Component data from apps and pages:
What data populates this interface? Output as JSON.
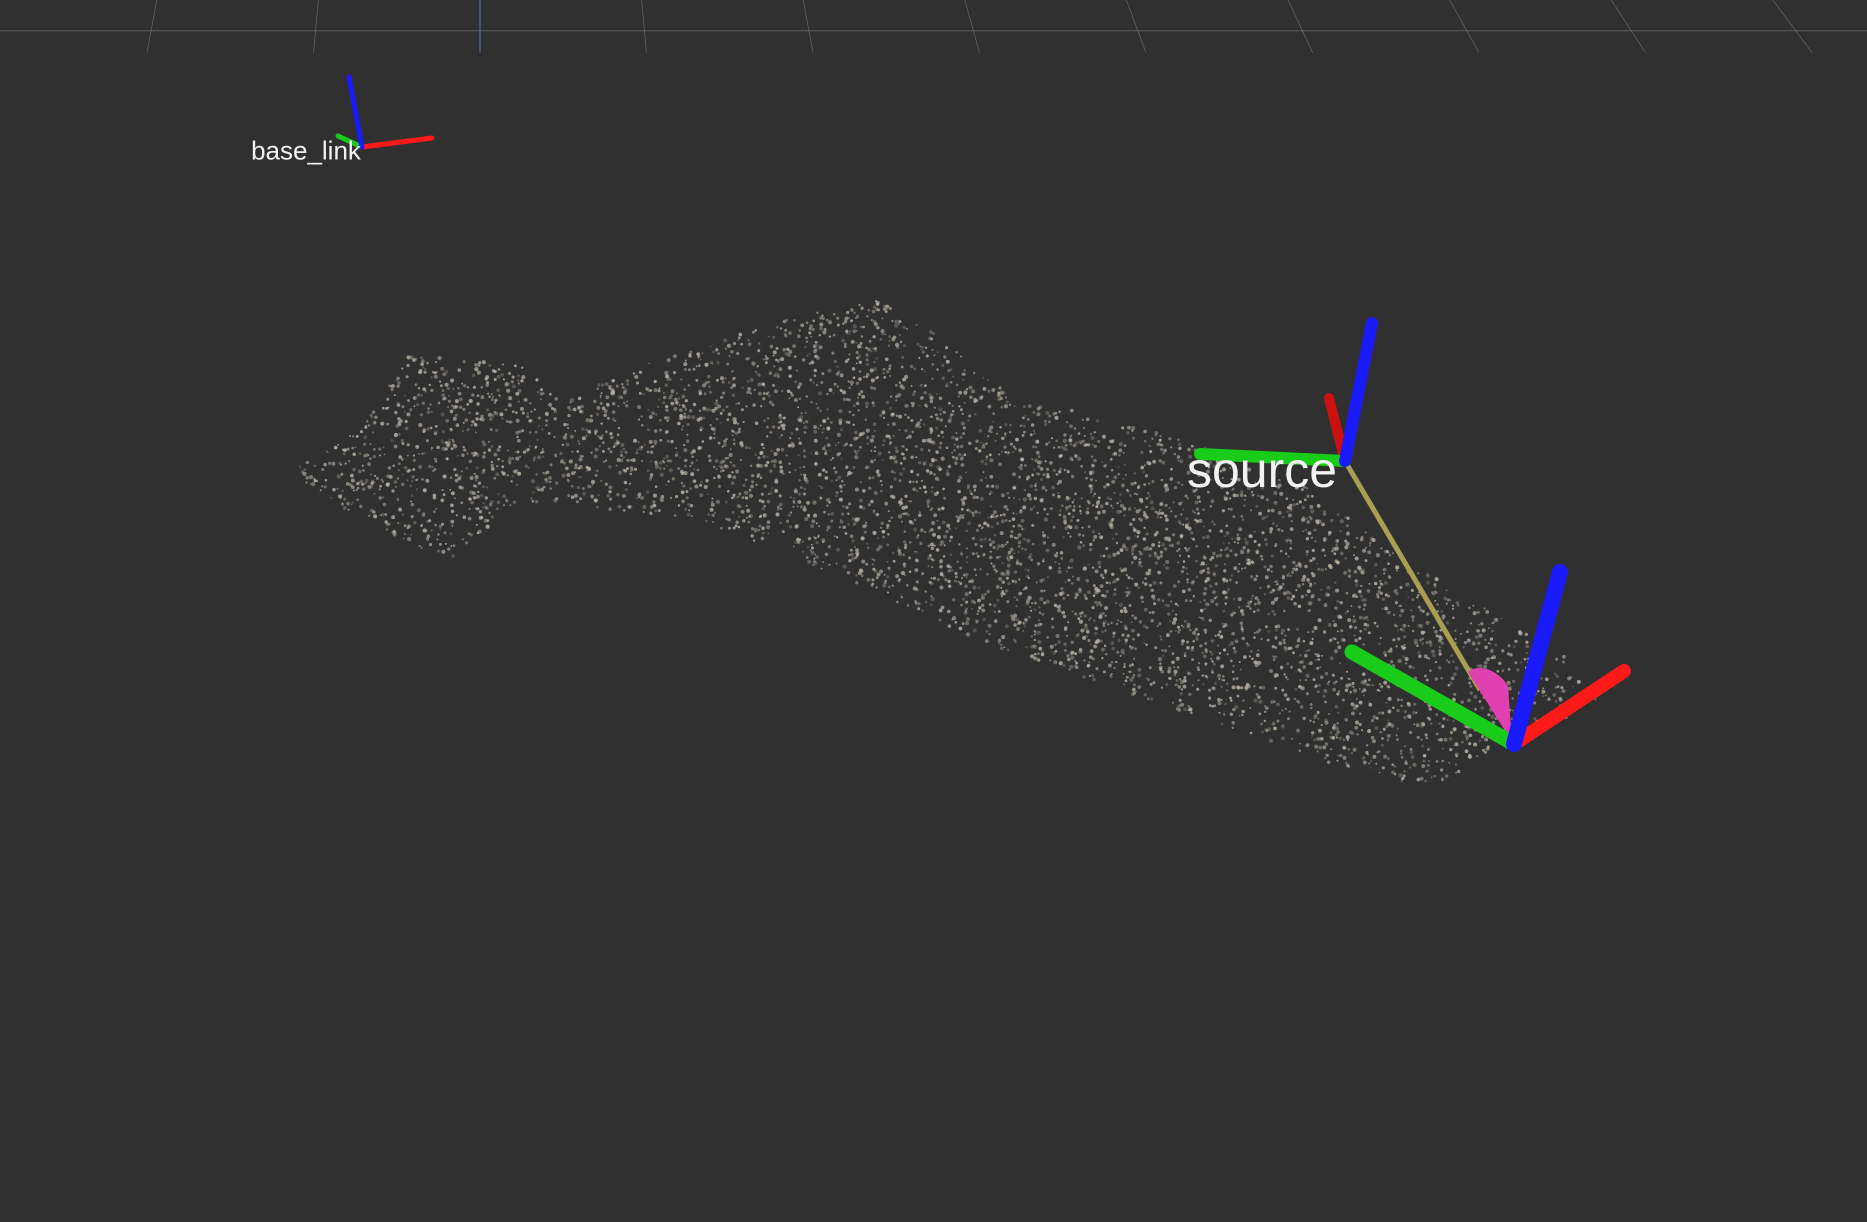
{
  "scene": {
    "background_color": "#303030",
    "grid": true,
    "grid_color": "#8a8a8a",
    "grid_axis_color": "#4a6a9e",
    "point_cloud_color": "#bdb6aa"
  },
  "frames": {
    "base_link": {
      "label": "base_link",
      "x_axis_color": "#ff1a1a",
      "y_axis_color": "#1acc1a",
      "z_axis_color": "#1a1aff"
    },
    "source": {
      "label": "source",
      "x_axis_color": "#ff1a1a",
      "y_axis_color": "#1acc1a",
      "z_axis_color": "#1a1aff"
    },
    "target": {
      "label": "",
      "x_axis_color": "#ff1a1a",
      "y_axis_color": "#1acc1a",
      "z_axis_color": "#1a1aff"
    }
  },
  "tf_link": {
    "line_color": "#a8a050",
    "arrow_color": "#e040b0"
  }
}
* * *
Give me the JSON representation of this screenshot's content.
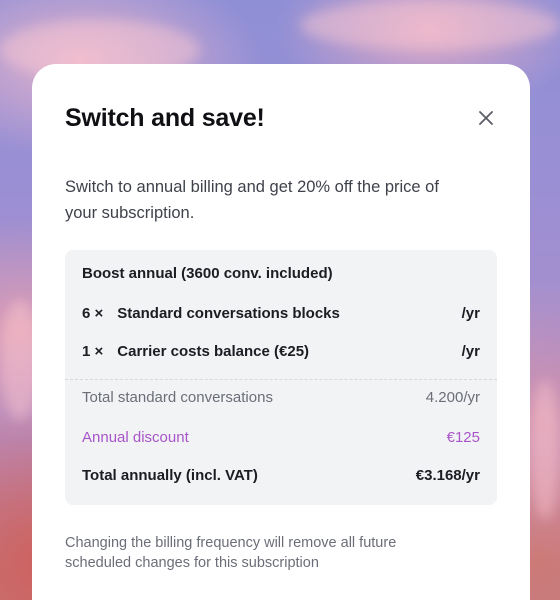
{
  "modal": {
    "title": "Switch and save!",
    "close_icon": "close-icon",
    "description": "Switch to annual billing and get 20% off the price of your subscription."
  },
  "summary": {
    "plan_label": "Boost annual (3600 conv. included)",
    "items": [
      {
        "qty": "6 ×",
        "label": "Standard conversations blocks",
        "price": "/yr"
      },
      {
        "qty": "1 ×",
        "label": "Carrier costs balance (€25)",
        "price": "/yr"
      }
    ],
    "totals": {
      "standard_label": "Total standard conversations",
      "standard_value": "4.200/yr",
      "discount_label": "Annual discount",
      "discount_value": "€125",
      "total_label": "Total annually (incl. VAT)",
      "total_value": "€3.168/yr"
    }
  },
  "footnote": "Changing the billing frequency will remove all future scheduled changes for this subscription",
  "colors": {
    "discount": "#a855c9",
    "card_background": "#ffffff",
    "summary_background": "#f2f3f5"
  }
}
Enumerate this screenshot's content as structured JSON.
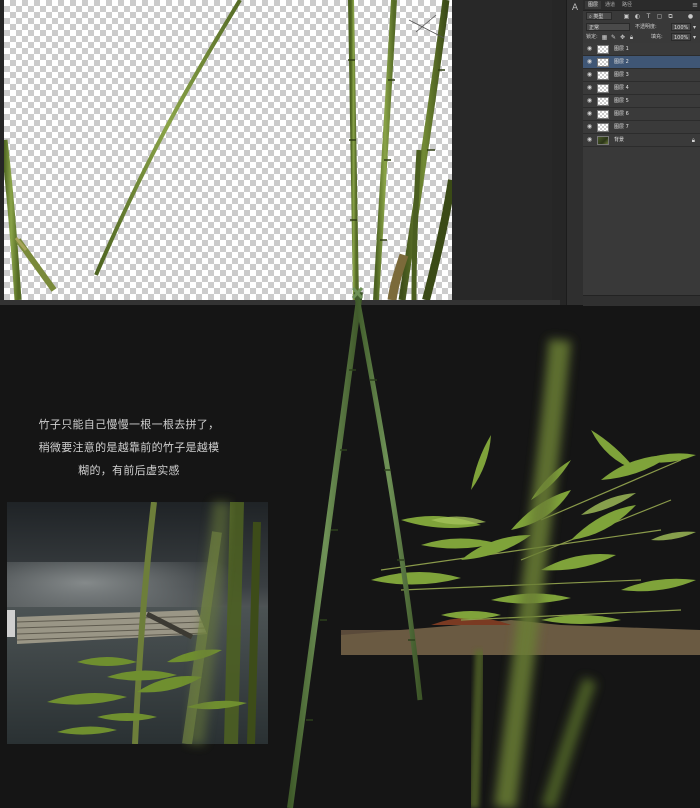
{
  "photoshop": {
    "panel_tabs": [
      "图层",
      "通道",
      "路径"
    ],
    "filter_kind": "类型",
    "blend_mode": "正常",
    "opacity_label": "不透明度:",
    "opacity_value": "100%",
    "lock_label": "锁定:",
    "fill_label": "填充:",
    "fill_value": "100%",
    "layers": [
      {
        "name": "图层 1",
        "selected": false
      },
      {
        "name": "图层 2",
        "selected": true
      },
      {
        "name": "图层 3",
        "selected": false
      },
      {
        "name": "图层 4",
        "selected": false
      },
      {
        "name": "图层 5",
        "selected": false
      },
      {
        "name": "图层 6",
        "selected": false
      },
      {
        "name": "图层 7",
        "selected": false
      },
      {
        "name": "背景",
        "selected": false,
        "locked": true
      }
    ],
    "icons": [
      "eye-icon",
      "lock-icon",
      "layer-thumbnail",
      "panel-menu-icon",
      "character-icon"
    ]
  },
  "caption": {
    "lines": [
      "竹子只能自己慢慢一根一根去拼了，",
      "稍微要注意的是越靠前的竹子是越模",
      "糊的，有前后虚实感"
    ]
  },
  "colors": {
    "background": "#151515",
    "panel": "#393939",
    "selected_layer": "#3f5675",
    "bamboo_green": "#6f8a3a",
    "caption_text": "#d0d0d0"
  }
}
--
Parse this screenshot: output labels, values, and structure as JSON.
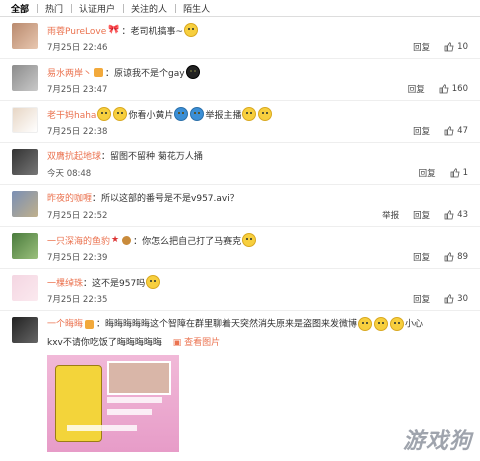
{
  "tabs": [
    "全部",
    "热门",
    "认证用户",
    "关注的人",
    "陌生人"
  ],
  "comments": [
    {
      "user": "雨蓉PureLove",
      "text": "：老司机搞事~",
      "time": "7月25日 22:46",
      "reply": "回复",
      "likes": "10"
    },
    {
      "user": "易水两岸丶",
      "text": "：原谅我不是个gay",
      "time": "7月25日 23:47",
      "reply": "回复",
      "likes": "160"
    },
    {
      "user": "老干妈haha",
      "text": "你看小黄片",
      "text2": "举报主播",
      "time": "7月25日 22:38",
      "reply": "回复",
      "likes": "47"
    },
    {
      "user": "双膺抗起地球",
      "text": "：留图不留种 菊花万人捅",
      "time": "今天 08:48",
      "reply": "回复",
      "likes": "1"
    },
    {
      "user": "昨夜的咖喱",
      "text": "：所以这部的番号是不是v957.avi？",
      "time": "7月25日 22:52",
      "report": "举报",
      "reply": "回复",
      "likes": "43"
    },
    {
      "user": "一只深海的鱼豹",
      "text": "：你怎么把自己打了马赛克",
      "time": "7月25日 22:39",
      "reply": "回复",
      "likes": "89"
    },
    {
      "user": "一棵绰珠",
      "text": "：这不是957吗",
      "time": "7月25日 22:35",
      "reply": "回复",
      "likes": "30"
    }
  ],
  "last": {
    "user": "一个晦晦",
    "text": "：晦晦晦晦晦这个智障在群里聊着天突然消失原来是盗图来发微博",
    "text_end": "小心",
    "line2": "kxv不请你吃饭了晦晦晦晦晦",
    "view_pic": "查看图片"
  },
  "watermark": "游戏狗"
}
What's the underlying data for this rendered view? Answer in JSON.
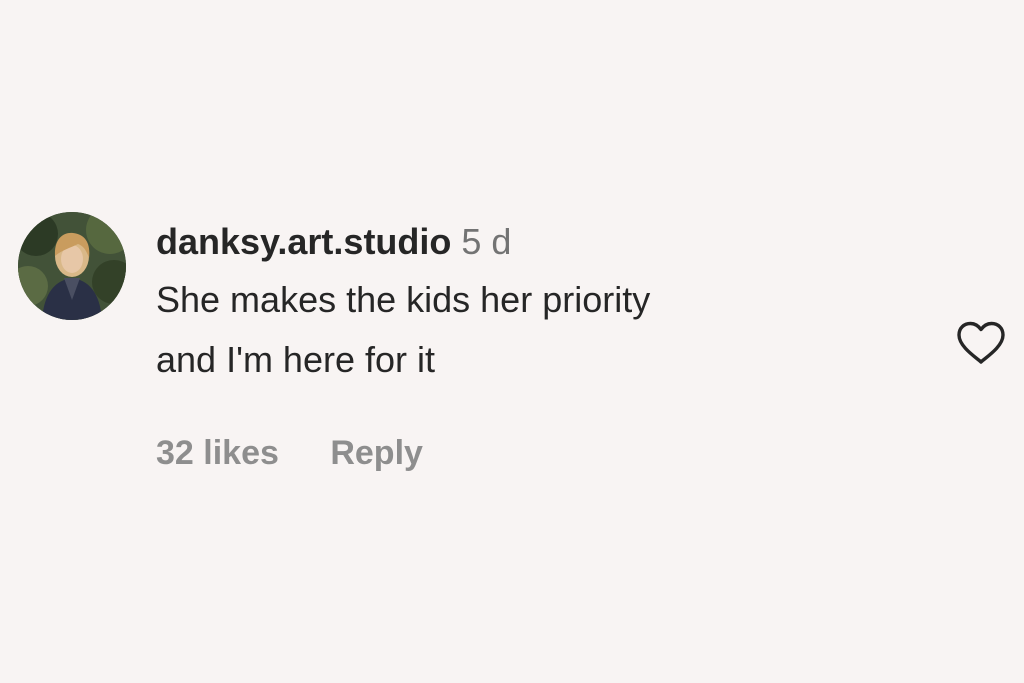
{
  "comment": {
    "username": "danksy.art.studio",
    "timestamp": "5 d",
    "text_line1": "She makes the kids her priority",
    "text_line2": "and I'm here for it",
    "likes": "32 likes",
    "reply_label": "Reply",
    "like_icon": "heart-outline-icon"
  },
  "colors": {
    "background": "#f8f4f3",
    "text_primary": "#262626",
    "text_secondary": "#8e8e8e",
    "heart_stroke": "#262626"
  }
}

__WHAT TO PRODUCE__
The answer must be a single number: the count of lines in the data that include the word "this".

__EXERCISE ANSWER__
6